After a few dark post-panto weeks, the Devonshire Park Theatre returns with a splendid double bill, Confusions and Hero’s Welcome, which form a showcase for forty years of Alan Ayckbourn.
The plays are respectively his first and his most recent productions. In recent months at the Devonshire Park, more than one attempted Ayckbourn revival has failed to ignite. So how is this latest different?
Well firstly, the standard of acting is superb. Five actors in search of 20 characters: across the five Confusions vignettes, they do indeed bring to life 20 very different characters with accomplished versatility.
The five little plays could stand alone, although they are subtly linked. In the first, Elizabeth Boag’s harassed housewife, worthy of an OCD diagnosis but back then merely harassed, talks down to her hapless neighbours as formidably as to her own children. Her absentee husband might well be the very same Richard Stacey who, a businessman on the road and a real Seventies chancer, makes horribly oily advances to two lady guests in his hotel. Your flesh will crawl, and you’ll be grateful that we know look at sexism through different eyes.
Those two openers, in fact, are the most deeply rooted in the attitudes and prejudices of the last century. The third play has marital infidelity too, but as a universal theme, sublimely played out here at the separate tables of a restaurant, with Stephen Billington’s wonderfully camp waiter upstaging them knowingly.
The second half transports us to the classic farce of a village fete, where Stephen Billington is a priceless scoutmaster down to the knobbly knees and Richard Stacey’s vicar dodders for England. Everything, of course, goes wrong, and local scandal is accidentally disclosed over the tannoy.
The final play, though, is also the most telling. It might have started as a bit of workshopping – four park benches, five actors, and see what happens when they jostle for space, but it prompts a series of monologues resonant of Bennett’s Talking Heads. They are witty, poignant, insightful, and they seal an evening of truly high-quality theatre.
Brilliant work, by the way, from the stage managers, whose choreographed routines of striking and resetting each new scene are immaculate, and an entertainment in themselves. And speaking of heroes...Hero’s Welcome took over the stage on Tuesday and Wednesday: blink if you missed it, and rue the rather unhelpful scheduling. It is a really involving, thought-provoking drama, a page-turner with lots of story, and indeed one of those intriguing plots where the audience knows slightly more at any point than some of the characters.
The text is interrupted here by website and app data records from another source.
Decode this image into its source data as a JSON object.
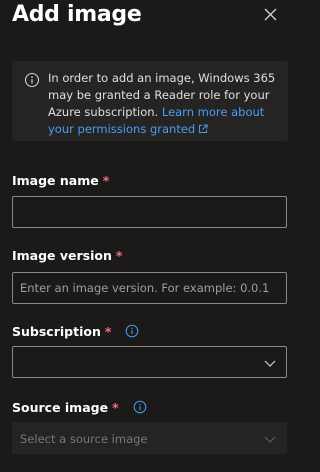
{
  "panel": {
    "title": "Add image",
    "close_icon": "close-icon"
  },
  "info": {
    "icon": "info-icon",
    "text": "In order to add an image, Windows 365 may be granted a Reader role for your Azure subscription. ",
    "link_text": "Learn more about your permissions granted",
    "link_icon": "external-link-icon"
  },
  "fields": {
    "image_name": {
      "label": "Image name",
      "required_mark": "*",
      "value": ""
    },
    "image_version": {
      "label": "Image version",
      "required_mark": "*",
      "value": "",
      "placeholder": "Enter an image version. For example: 0.0.1"
    },
    "subscription": {
      "label": "Subscription",
      "required_mark": "*",
      "info_icon": "info-icon",
      "selected": ""
    },
    "source_image": {
      "label": "Source image",
      "required_mark": "*",
      "info_icon": "info-icon",
      "placeholder": "Select a source image",
      "disabled": true
    }
  },
  "colors": {
    "background": "#1b1a19",
    "info_background": "#252423",
    "link": "#479ef5",
    "required": "#f1707b",
    "border": "#8a8886"
  }
}
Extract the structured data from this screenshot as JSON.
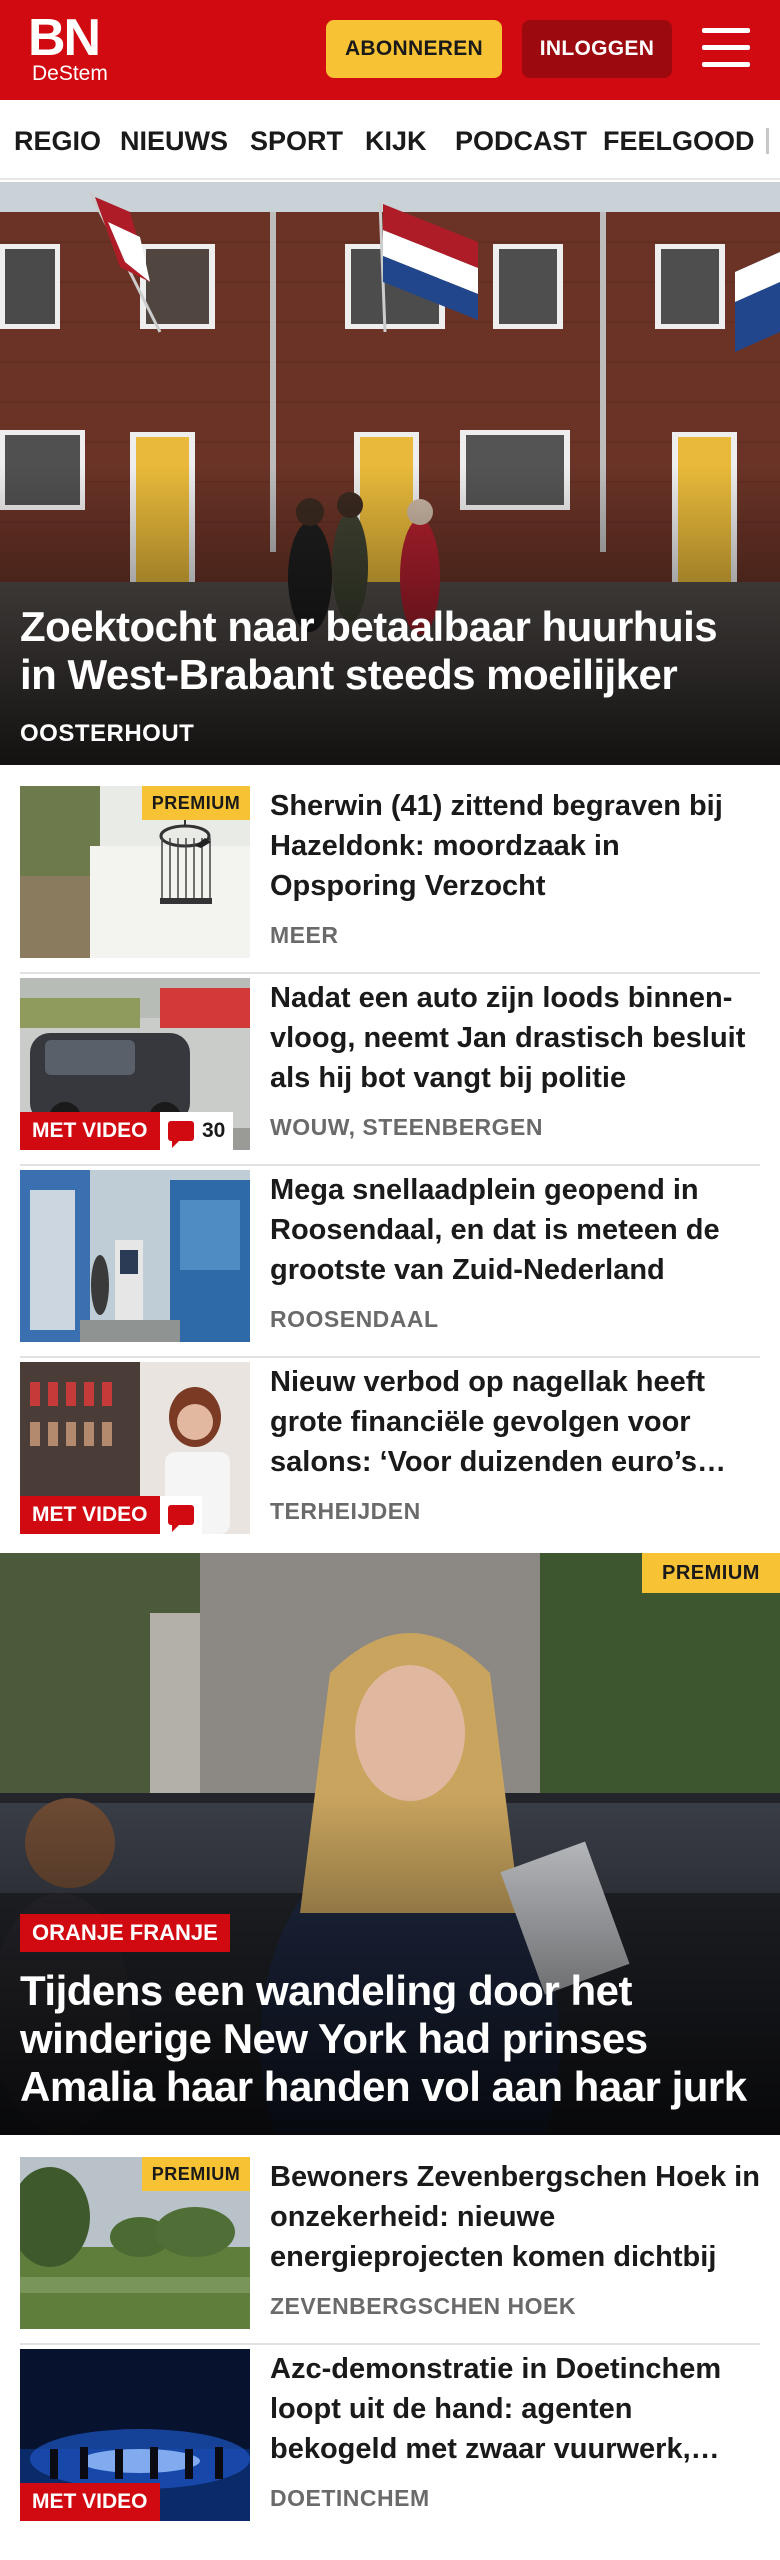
{
  "header": {
    "logo_main": "BN",
    "logo_sub": "DeStem",
    "subscribe_label": "ABONNEREN",
    "login_label": "INLOGGEN",
    "menu_icon": "hamburger-menu-icon",
    "background_color": "#d10a11"
  },
  "nav": {
    "items": [
      {
        "label": "REGIO"
      },
      {
        "label": "NIEUWS"
      },
      {
        "label": "SPORT"
      },
      {
        "label": "KIJK"
      },
      {
        "label": "PODCAST"
      },
      {
        "label": "FEELGOOD"
      }
    ]
  },
  "hero": {
    "title": "Zoektocht naar betaalbaar huurhuis in West-Brabant steeds moeilijker",
    "location": "OOSTERHOUT"
  },
  "articles": [
    {
      "premium_label": "PREMIUM",
      "title": "Sherwin (41) zittend begraven bij Hazeldonk: moordzaak in Opsporing Verzocht",
      "location": "MEER"
    },
    {
      "video_label": "MET VIDEO",
      "comment_count": "30",
      "title": "Nadat een auto zijn loods binnen-vloog, neemt Jan drastisch besluit als hij bot vangt bij politie",
      "location": "WOUW, STEENBERGEN"
    },
    {
      "title": "Mega snellaadplein geopend in Roosendaal, en dat is meteen de grootste van Zuid-Nederland",
      "location": "ROOSENDAAL"
    },
    {
      "video_label": "MET VIDEO",
      "title": "Nieuw verbod op nagellak heeft grote financiële gevolgen voor salons: ‘Voor duizenden euro’s…",
      "location": "TERHEIJDEN"
    }
  ],
  "hero2": {
    "premium_label": "PREMIUM",
    "category": "ORANJE FRANJE",
    "title": "Tijdens een wandeling door het winderige New York had prinses Amalia haar handen vol aan haar jurk"
  },
  "articles2": [
    {
      "premium_label": "PREMIUM",
      "title": "Bewoners Zevenbergschen Hoek in onzekerheid: nieuwe energieprojecten komen dichtbij",
      "location": "ZEVENBERGSCHEN HOEK"
    },
    {
      "video_label": "MET VIDEO",
      "title": "Azc-demonstratie in Doetinchem loopt uit de hand: agenten bekogeld met zwaar vuurwerk,…",
      "location": "DOETINCHEM"
    }
  ],
  "colors": {
    "brand_red": "#d10a11",
    "premium_yellow": "#f7c234",
    "login_dark_red": "#9c0a0f"
  }
}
Returning war hero Murray (Richard Stacey) is back to his home town with youthful new bride Baba – a highly impressive debut from Evelyn Hoskins – but uncomfortable home truths are revealed from the past. By Kevin Anderson